"The fulfillment of a dream is today’s theme, and to begin, you must have promise,” said Roberta Rust, professor of piano in Lynn University’s Conservatory of Music. “These musicians have promise and potential. You’ve created an atmosphere and environment that supports continuing that promise and growing their potential.”
She spoke at the bi-annual Friends of the Conservatory of Music Concert and Tea, held Feb. 28, to honor the conservatory’s supporters through special performances featuring hand-selected students, recipients of the donors’ endless support. The Friends of the Conservatory hosts five outreach concerts each year, designed to connect the students with community members who enable their studies through scholarships and other programs that support immediate needs.
Linda Melcer, president of the Friends of the Conservatory, explained that this is what the organization is passionate about. “We love introducing community members to the conservatory and its students. Once they come listen to the music, experience the performances and feel the emotion in the auditorium, they understand and leave wanting to know how and who they can help.”
Melcer has been involved in the Conservatory of Music since her first introduction, over 20 years ago, by Mary Perper, a longtime donor and friend of the university.
“Giving back to our Lynn community, to our students, is very important to me,” Melcer said to conservatory student Trace Johnson as they had their photograph taken together. “A lot of our community members invite students to come to their family dinners. Would you like to join me for a Melcer family dinner?” she offered in all sincerity.

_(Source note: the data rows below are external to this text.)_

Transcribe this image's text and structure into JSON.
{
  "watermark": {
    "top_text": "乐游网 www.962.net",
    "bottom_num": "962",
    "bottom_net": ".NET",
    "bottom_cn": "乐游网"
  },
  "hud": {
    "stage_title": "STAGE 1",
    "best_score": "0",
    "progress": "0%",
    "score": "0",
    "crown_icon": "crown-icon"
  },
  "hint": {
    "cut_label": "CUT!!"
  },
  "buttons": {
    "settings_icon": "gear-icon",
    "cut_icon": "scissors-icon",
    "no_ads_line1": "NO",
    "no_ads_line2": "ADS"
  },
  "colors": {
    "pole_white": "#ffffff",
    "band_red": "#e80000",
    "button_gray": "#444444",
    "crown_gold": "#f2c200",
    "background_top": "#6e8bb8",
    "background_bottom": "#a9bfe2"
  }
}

"The fulfillment of a dream is today’s theme, and to begin, you must have promise."
Roberta Rust, professor of piano
Trace '16, currently pursuing his Professional Performance Certificate, gratefully accepted her offer. He’s also grateful for the education he’s afforded because of her support.

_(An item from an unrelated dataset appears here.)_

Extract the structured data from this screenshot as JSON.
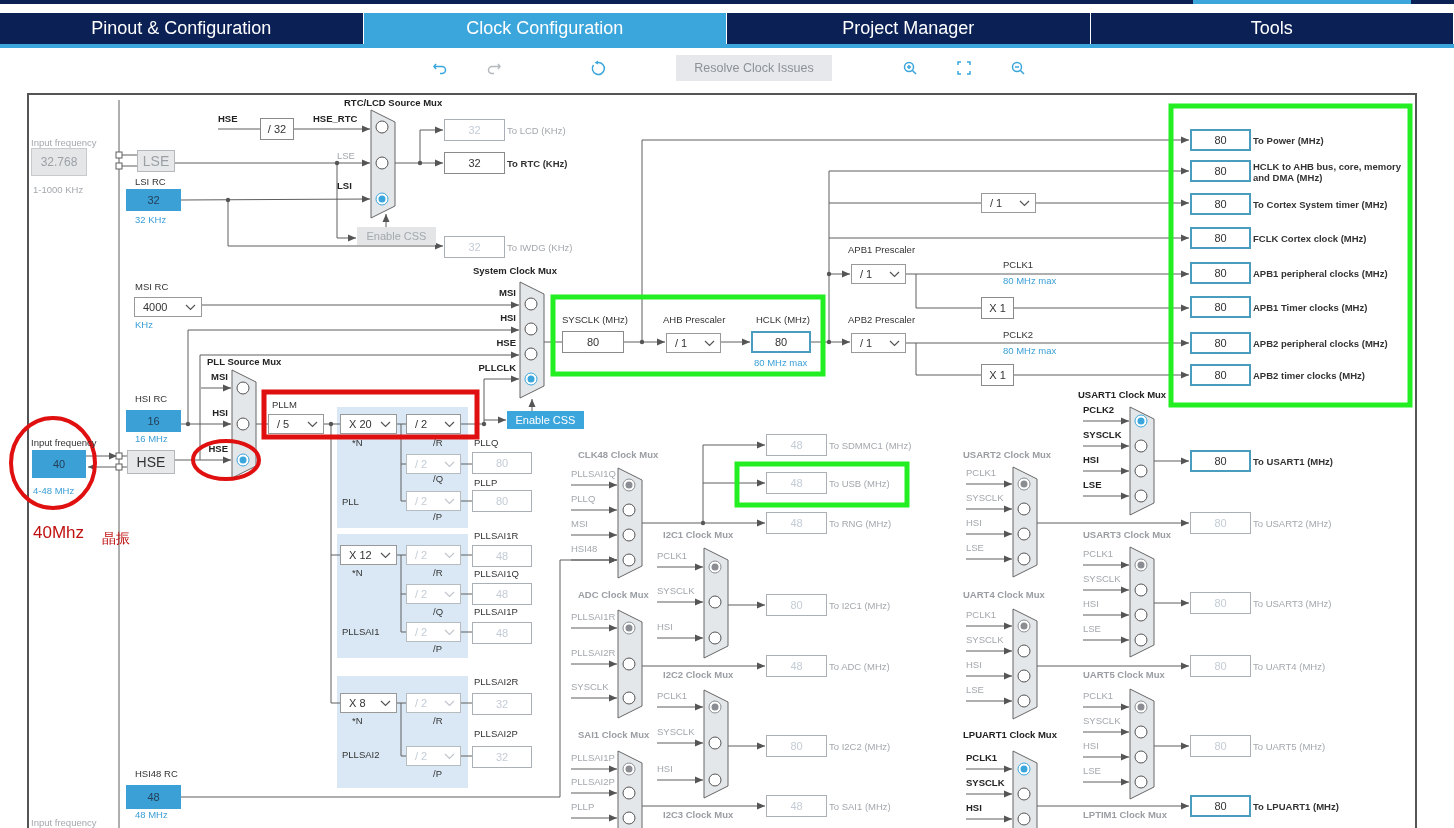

He explained, “Lynn has, from the get-go, provided a foundation for me to build a career. Without all the lessons, conversations and different types of instruction and help I’ve received, I’d be very naïve and unprepared for the real world.”
Trace first arrived on campus after a very late decision in November 2013, for a two-and-a-half-hour lesson with Associate Professor of Cello David Cole.

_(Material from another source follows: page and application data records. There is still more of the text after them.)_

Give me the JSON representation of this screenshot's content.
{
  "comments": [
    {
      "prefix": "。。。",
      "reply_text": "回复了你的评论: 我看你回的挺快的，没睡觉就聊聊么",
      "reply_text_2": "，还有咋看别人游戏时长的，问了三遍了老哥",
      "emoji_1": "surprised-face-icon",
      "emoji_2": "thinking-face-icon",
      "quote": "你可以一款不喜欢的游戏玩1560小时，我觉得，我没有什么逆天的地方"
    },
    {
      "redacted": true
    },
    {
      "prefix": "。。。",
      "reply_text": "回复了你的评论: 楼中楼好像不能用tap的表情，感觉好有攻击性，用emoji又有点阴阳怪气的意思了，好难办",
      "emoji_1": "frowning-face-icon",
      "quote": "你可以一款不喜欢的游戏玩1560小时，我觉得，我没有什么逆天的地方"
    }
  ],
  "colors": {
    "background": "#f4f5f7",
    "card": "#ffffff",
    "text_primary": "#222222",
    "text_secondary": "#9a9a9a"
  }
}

“I came from Wisconsin for an audition in Miami, and a friend asked me to get on the train to visit Lynn. He explained that David Cole would pick me up at the Tri-Rail station. He did, and then we played a very long, really great lesson. At the end, he asked if I’d like to join the conservatory in January, and on the train ride back to Miami, I was so excited. I remember how when he drove me past the Wold, I could only think ‘Gee, what a nice hall!’ and now I play there regularly.”
Performance is a cornerstone of all Conservatory of Music programs. It’s also at the heart of the Friends of the Conservatory’s mission to bring music to new community members and to connect students with their audiences afterward.
Jon Robertson, dean of the Conservatory of Music, addressed the concert’s attendees, “I’d like to thank you, our wonderful supporters, who come to see our students play. We don’t learn to play so well by playing for ourselves. It’s you who help these young people know their efforts and their hard work are worth doing. We continue to be thankful. As you bless us with your support and attention, we hope to continue to bless you with the highest art and performance quality.”
Performance is at the heart of all conservatory programs, and it's central to the mission of the Friends of the Conservatory.
Trace echoes the appreciation. He expects to earn his certificate this year and credits the performance experience he had during his master’s program for opening doors—and boosting his confidence.
“As I won the 2014 Annual Lynn Concerto Competition, the John Oliveira String Competition, becoming a National Society of Arts and Letters scholarship recipient, I saw green flags that told me, ‘You’re on the right path. Don’t stop!’” He paused to reflect before continuing, “The busier I’ve become as a working musician, the more questions I’ve had about what I want to do—and it’s such a privilege to be in a position to decide.”
When asked what he’s looking forward to, Trace’s eyes glimmered, “Lynn helped me find my musical voice and has given me the best experiences possible. I’m forever grateful. And believe it or not, I’m looking forward to having my own apartment and kitchen.”
Although, no doubt. He’s always welcome to a Melcer family dinner.